Forty and you’re gone: Orioles slugger Mark Trumbo cranked 47 home runs in 2016 and was out of the majors after 2019. It’s actually not super rare, a man hitting 40-plus homers in his fourth-to-last campaign. But only twice has a player hit 40 or more home runs one season, just to play his last the next: In 2016, the Brewers Chris Carter had 41 home runs and 94 RBI; with the Yankees in 2017, he hit .201 with 8 dingers and that was it. In 1946, Hall of Famer Hank Greenberg belted 44 homers for Detroit; though he hit 25 with Pittsburgh the next year, 1947 was his final campaign.

Mark Trumbo hit 218 home runs in his career. (Wikipedia).

Counting is tough: Hey Mets fans, remember when Benny Agbayani forgot the number of outs?

Born at sea: Multiple countries have had just one representative play major league baseball: Belgium had Brian Lesher, Peru has Jesus Luzardo, Greece had Al Campanis. But only one player, that we are aware of, doesn’t have a country of origin. That’s Al Porray, who is listed as “born at sea,” on the Atlantic Ocean, in 1888. The starting pitcher made three appearances for the Buffalo Buffeds of the Federal League in 1914.

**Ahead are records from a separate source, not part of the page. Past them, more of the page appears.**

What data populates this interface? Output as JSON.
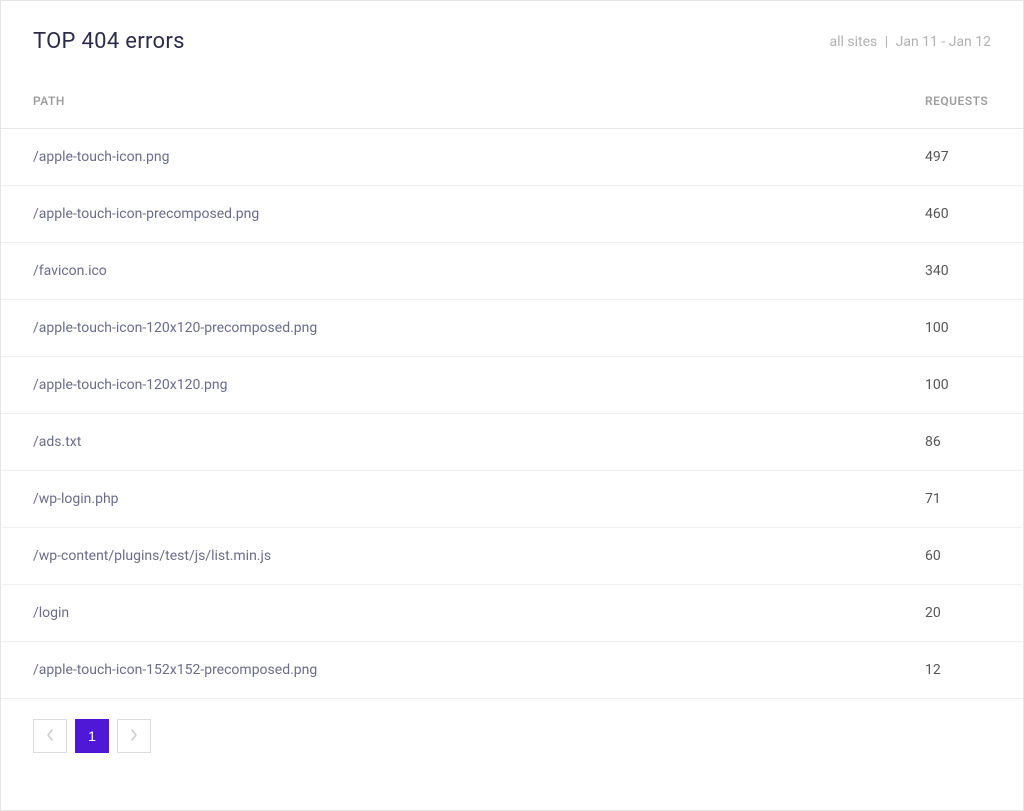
{
  "header": {
    "title": "TOP 404 errors",
    "filter_sites": "all sites",
    "filter_separator": "|",
    "filter_daterange": "Jan 11 - Jan 12"
  },
  "table": {
    "columns": {
      "path": "PATH",
      "requests": "REQUESTS"
    },
    "rows": [
      {
        "path": "/apple-touch-icon.png",
        "requests": "497"
      },
      {
        "path": "/apple-touch-icon-precomposed.png",
        "requests": "460"
      },
      {
        "path": "/favicon.ico",
        "requests": "340"
      },
      {
        "path": "/apple-touch-icon-120x120-precomposed.png",
        "requests": "100"
      },
      {
        "path": "/apple-touch-icon-120x120.png",
        "requests": "100"
      },
      {
        "path": "/ads.txt",
        "requests": "86"
      },
      {
        "path": "/wp-login.php",
        "requests": "71"
      },
      {
        "path": "/wp-content/plugins/test/js/list.min.js",
        "requests": "60"
      },
      {
        "path": "/login",
        "requests": "20"
      },
      {
        "path": "/apple-touch-icon-152x152-precomposed.png",
        "requests": "12"
      }
    ]
  },
  "pagination": {
    "current": "1"
  }
}
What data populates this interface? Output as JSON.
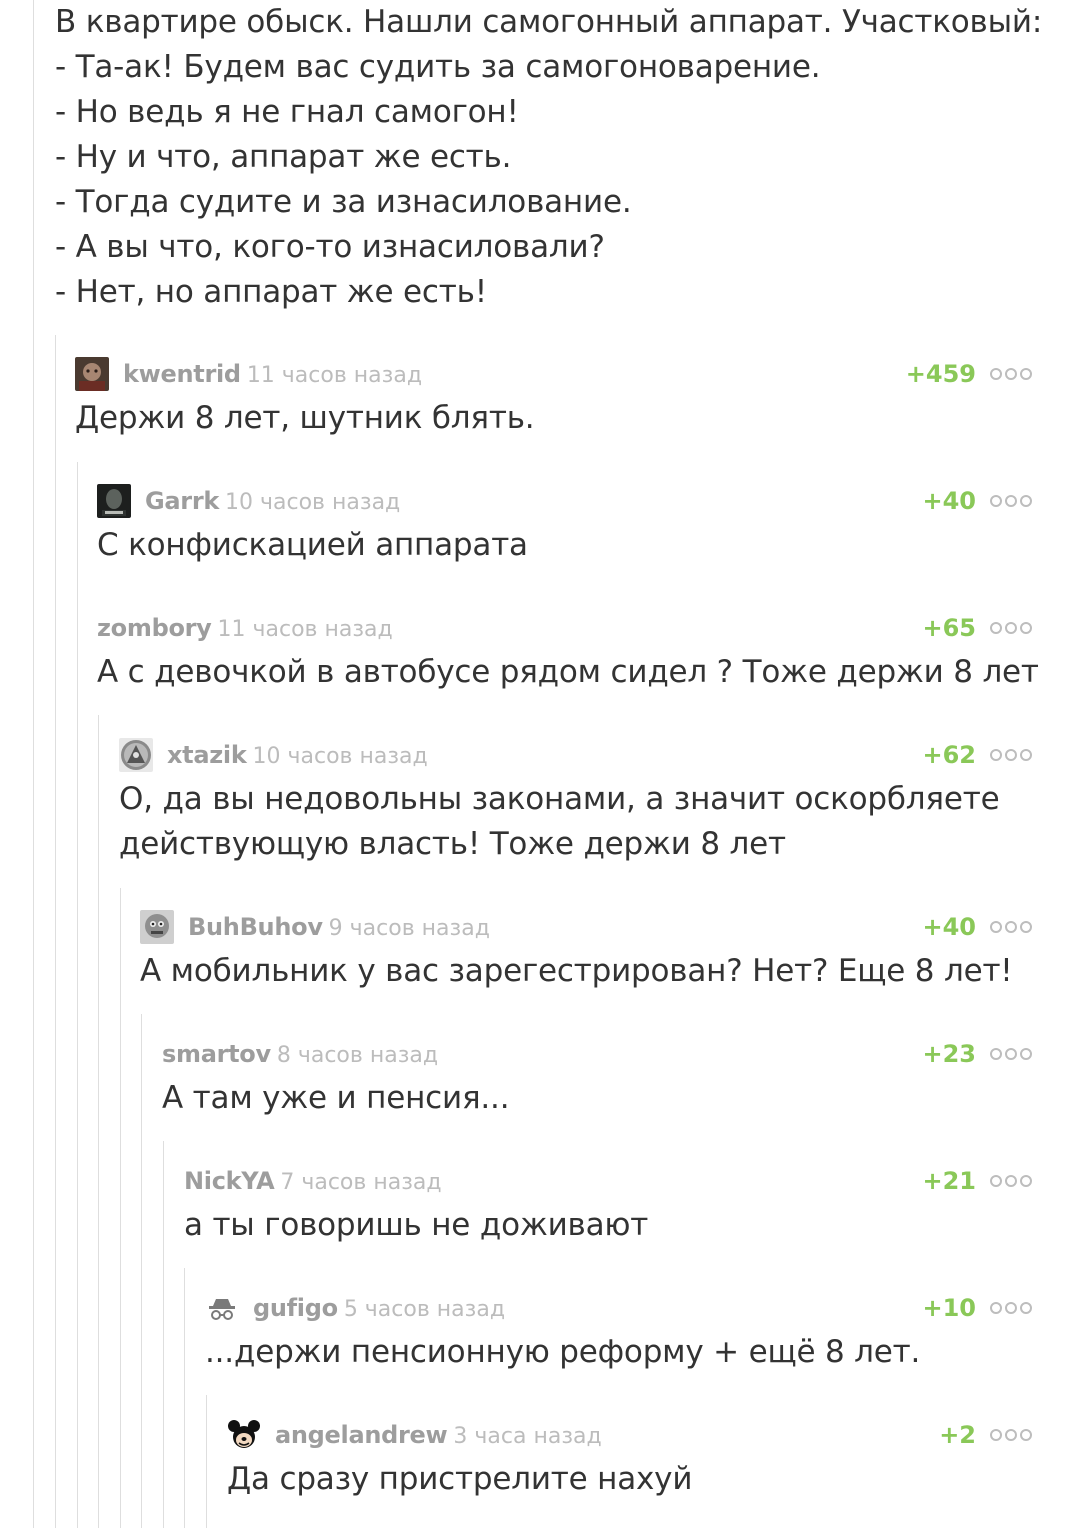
{
  "post": {
    "lines": [
      "В квартире обыск. Нашли самогонный аппарат. Участковый:",
      "- Та-ак! Будем вас судить за самогоноварение.",
      "- Но ведь я не гнал самогон!",
      "- Ну и что, аппарат же есть.",
      "- Тогда судите и за изнасилование.",
      "- А вы что, кого-то изнасиловали?",
      "- Нет, но аппарат же есть!"
    ]
  },
  "comments": [
    {
      "user": "kwentrid",
      "time": "11 часов назад",
      "rating": "+459",
      "text": "Держи 8 лет, шутник блять.",
      "avatar": "avatar-photo"
    },
    {
      "user": "Garrk",
      "time": "10 часов назад",
      "rating": "+40",
      "text": "С конфискацией аппарата",
      "avatar": "avatar-photo"
    },
    {
      "user": "zombory",
      "time": "11 часов назад",
      "rating": "+65",
      "text": "А с девочкой в автобусе рядом сидел ? Тоже держи 8 лет",
      "avatar": ""
    },
    {
      "user": "xtazik",
      "time": "10 часов назад",
      "rating": "+62",
      "text": [
        "О, да вы недовольны законами, а значит оскорбляете",
        "действующую власть! Тоже держи 8 лет"
      ],
      "avatar": "avatar-photo"
    },
    {
      "user": "BuhBuhov",
      "time": "9 часов назад",
      "rating": "+40",
      "text": "А мобильник у вас зарегестрирован? Нет? Еще 8 лет!",
      "avatar": "avatar-photo"
    },
    {
      "user": "smartov",
      "time": "8 часов назад",
      "rating": "+23",
      "text": "А там уже и пенсия...",
      "avatar": ""
    },
    {
      "user": "NickYA",
      "time": "7 часов назад",
      "rating": "+21",
      "text": "а ты говоришь не доживают",
      "avatar": ""
    },
    {
      "user": "gufigo",
      "time": "5 часов назад",
      "rating": "+10",
      "text": "...держи пенсионную реформу + ещё 8 лет.",
      "avatar": "incognito-icon"
    },
    {
      "user": "angelandrew",
      "time": "3 часа назад",
      "rating": "+2",
      "text": "Да сразу пристрелите нахуй",
      "avatar": "mickey-icon"
    }
  ],
  "colors": {
    "rating": "#8ac858",
    "username": "#9d9d9d",
    "time": "#bcbcbc",
    "text": "#333333",
    "thread_line": "#dedede"
  }
}
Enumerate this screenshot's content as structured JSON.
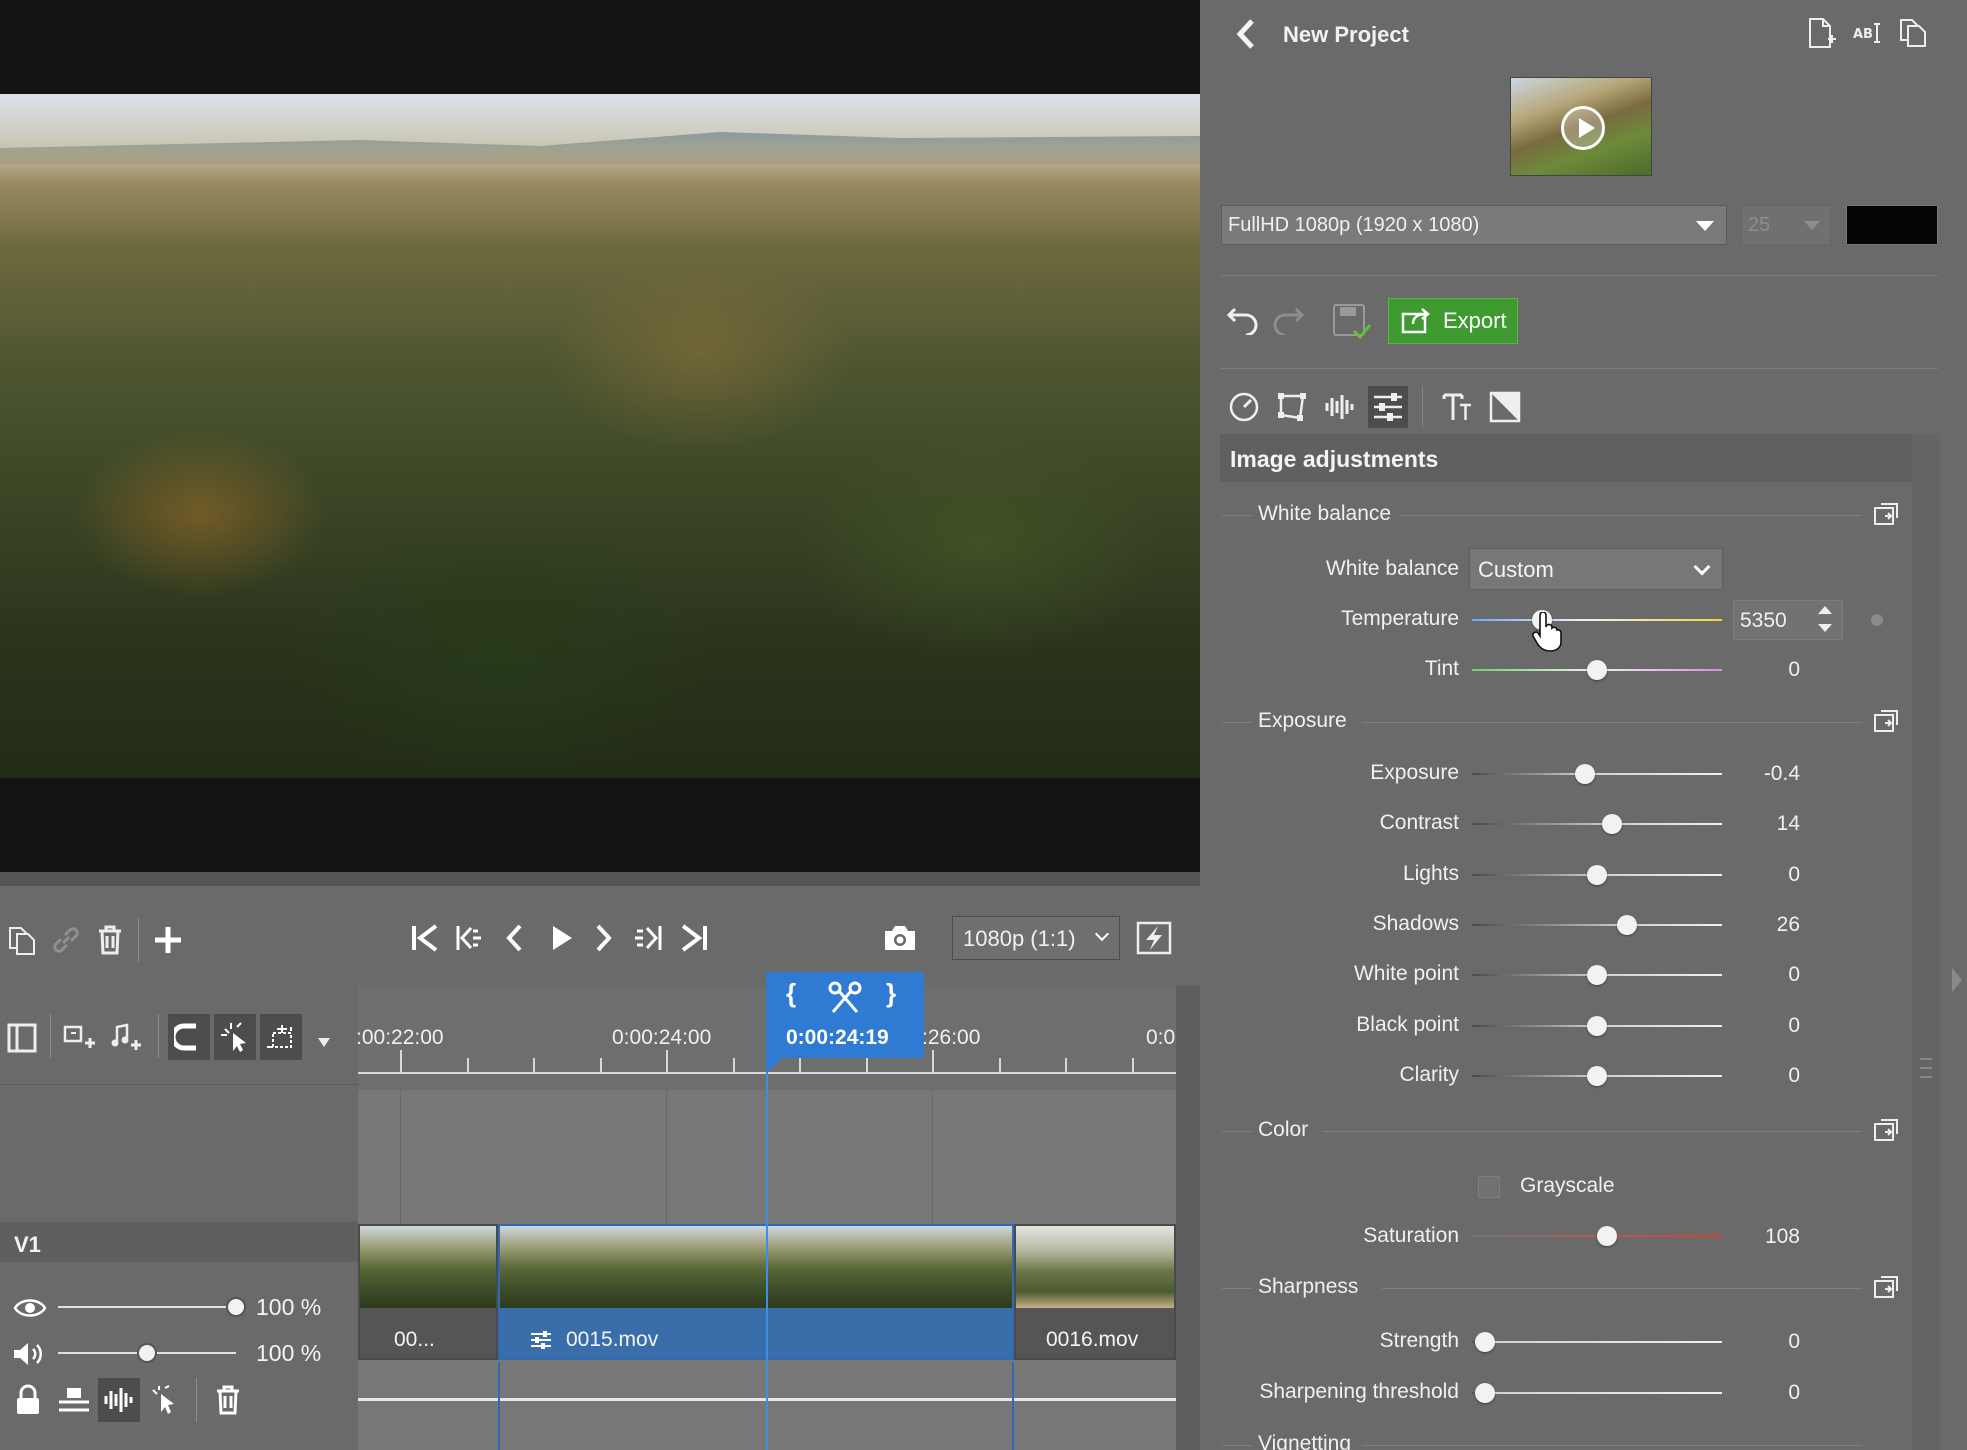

More autograph reminiscing: Most baseball players sign relatively fast through the mail. Less than one hundred days is the norm, I’d say. But some, well, they drag their feet—in 2013, I received former Athletics outfielder Jeremy Giambi in 2,423 days … that’s more than six-and-a-half years! But 1990s relief pitcher Kevin Campbell even beat that, taking over seven years to return my card. Brandon Wood, the slugging former Angels prospect, took four-and-a-half years. I didn’t receive many big names that year, because I was mostly sending to retired former minor leaguers. But I did get current Red Sox star J.D. Martinez, back when he was a lowly no-name with Houston. (Also, speaking of former minor leaguers, my other website, MiLB Addresses, is a database of addresses for those guys—and every one has had a success reported from it).